◆ **EXERCISE BRIEF**
In the material below, how many lines contain the string "Dfrg"? Reply with the number only.

◆ **DATASET**
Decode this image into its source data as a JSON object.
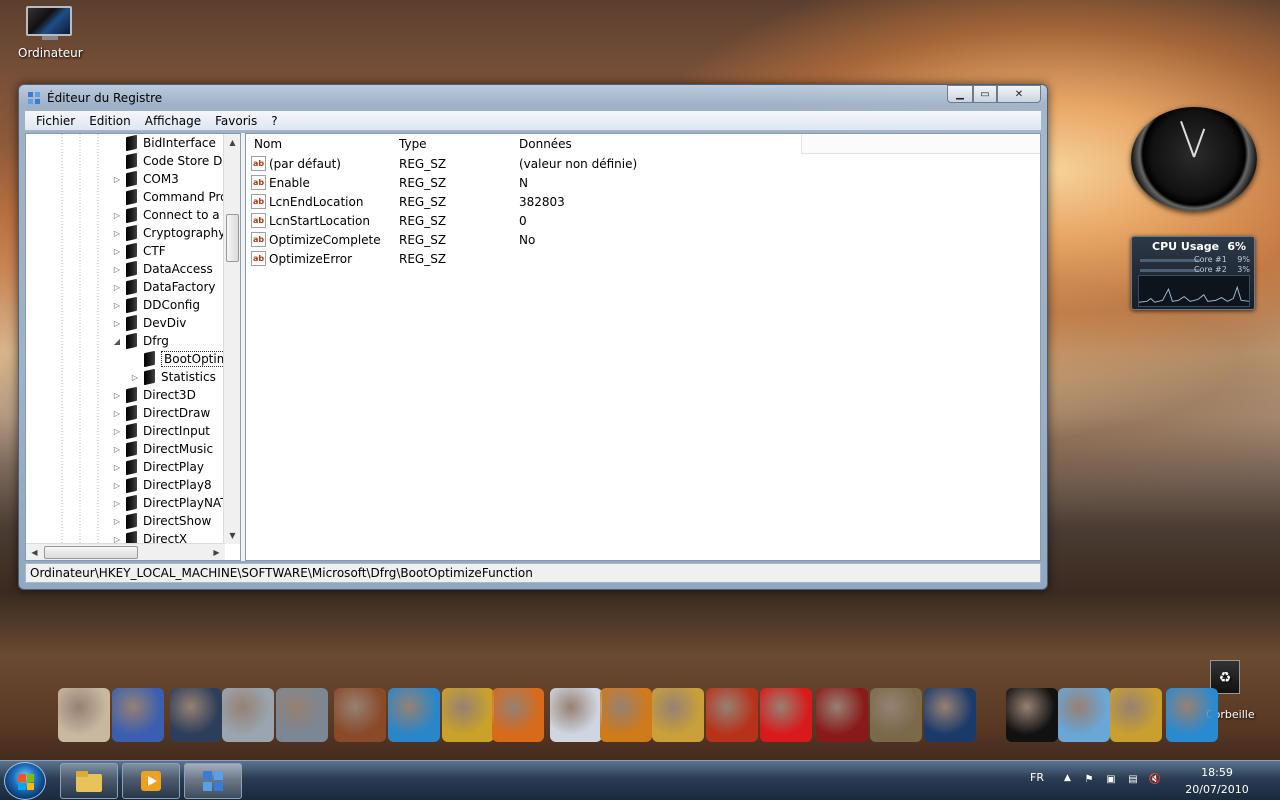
{
  "desktop": {
    "computer_icon_label": "Ordinateur",
    "recycle_label": "Corbeille"
  },
  "window": {
    "title": "Éditeur du Registre",
    "controls": {
      "minimize": "▁",
      "maximize": "▭",
      "close": "✕"
    },
    "menu": [
      "Fichier",
      "Edition",
      "Affichage",
      "Favoris",
      "?"
    ],
    "tree": [
      {
        "label": "BidInterface",
        "expander": ""
      },
      {
        "label": "Code Store Da",
        "expander": ""
      },
      {
        "label": "COM3",
        "expander": "▷"
      },
      {
        "label": "Command Pro",
        "expander": ""
      },
      {
        "label": "Connect to a N",
        "expander": "▷"
      },
      {
        "label": "Cryptography",
        "expander": "▷"
      },
      {
        "label": "CTF",
        "expander": "▷"
      },
      {
        "label": "DataAccess",
        "expander": "▷"
      },
      {
        "label": "DataFactory",
        "expander": "▷"
      },
      {
        "label": "DDConfig",
        "expander": "▷"
      },
      {
        "label": "DevDiv",
        "expander": "▷"
      },
      {
        "label": "Dfrg",
        "expander": "◢"
      },
      {
        "label": "BootOptim",
        "expander": "",
        "child": true,
        "selected": true
      },
      {
        "label": "Statistics",
        "expander": "▷",
        "child": true
      },
      {
        "label": "Direct3D",
        "expander": "▷"
      },
      {
        "label": "DirectDraw",
        "expander": "▷"
      },
      {
        "label": "DirectInput",
        "expander": "▷"
      },
      {
        "label": "DirectMusic",
        "expander": "▷"
      },
      {
        "label": "DirectPlay",
        "expander": "▷"
      },
      {
        "label": "DirectPlay8",
        "expander": "▷"
      },
      {
        "label": "DirectPlayNAT",
        "expander": "▷"
      },
      {
        "label": "DirectShow",
        "expander": "▷"
      },
      {
        "label": "DirectX",
        "expander": "▷"
      }
    ],
    "list": {
      "headers": [
        "Nom",
        "Type",
        "Données"
      ],
      "rows": [
        {
          "name": "(par défaut)",
          "type": "REG_SZ",
          "data": "(valeur non définie)"
        },
        {
          "name": "Enable",
          "type": "REG_SZ",
          "data": "N"
        },
        {
          "name": "LcnEndLocation",
          "type": "REG_SZ",
          "data": "382803"
        },
        {
          "name": "LcnStartLocation",
          "type": "REG_SZ",
          "data": "0"
        },
        {
          "name": "OptimizeComplete",
          "type": "REG_SZ",
          "data": "No"
        },
        {
          "name": "OptimizeError",
          "type": "REG_SZ",
          "data": ""
        }
      ]
    },
    "status_path": "Ordinateur\\HKEY_LOCAL_MACHINE\\SOFTWARE\\Microsoft\\Dfrg\\BootOptimizeFunction"
  },
  "cpu_gadget": {
    "title": "CPU Usage",
    "percent": "6%",
    "cores": [
      {
        "label": "Core #1",
        "value": "9%"
      },
      {
        "label": "Core #2",
        "value": "3%"
      }
    ]
  },
  "dock": [
    {
      "name": "cat-icon",
      "color": "#c8b8a0"
    },
    {
      "name": "blue-cube-icon",
      "color": "#3b5fb0"
    },
    {
      "name": "media-player-icon",
      "color": "#2c3e5a"
    },
    {
      "name": "shield-icon",
      "color": "#9aa5b0"
    },
    {
      "name": "camera-icon",
      "color": "#7b8794"
    },
    {
      "name": "emule-icon",
      "color": "#8a4a2a"
    },
    {
      "name": "messenger-icon",
      "color": "#2a86c8"
    },
    {
      "name": "k-app-icon",
      "color": "#caa22a"
    },
    {
      "name": "firefox-icon",
      "color": "#d86a1a"
    },
    {
      "name": "rocket-icon",
      "color": "#cfd6e0"
    },
    {
      "name": "radiation-icon",
      "color": "#d07a1a"
    },
    {
      "name": "photoshop-icon",
      "color": "#c9a03a"
    },
    {
      "name": "eye-icon",
      "color": "#b8321a"
    },
    {
      "name": "avira-icon",
      "color": "#d91a1a"
    },
    {
      "name": "ccleaner-icon",
      "color": "#8a1a1a"
    },
    {
      "name": "bitcomet-icon",
      "color": "#7a6a4a"
    },
    {
      "name": "r-app-icon",
      "color": "#1a3a6a"
    },
    {
      "name": "mt-icon",
      "color": "#111111"
    },
    {
      "name": "scanner-icon",
      "color": "#6aa6d6"
    },
    {
      "name": "tools-icon",
      "color": "#c9a030"
    },
    {
      "name": "trash-icon",
      "color": "#2a8ad0"
    }
  ],
  "taskbar": {
    "language": "FR",
    "time": "18:59",
    "date": "20/07/2010"
  }
}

◆ **SOLUTION FOR THIS EXERCISE**
2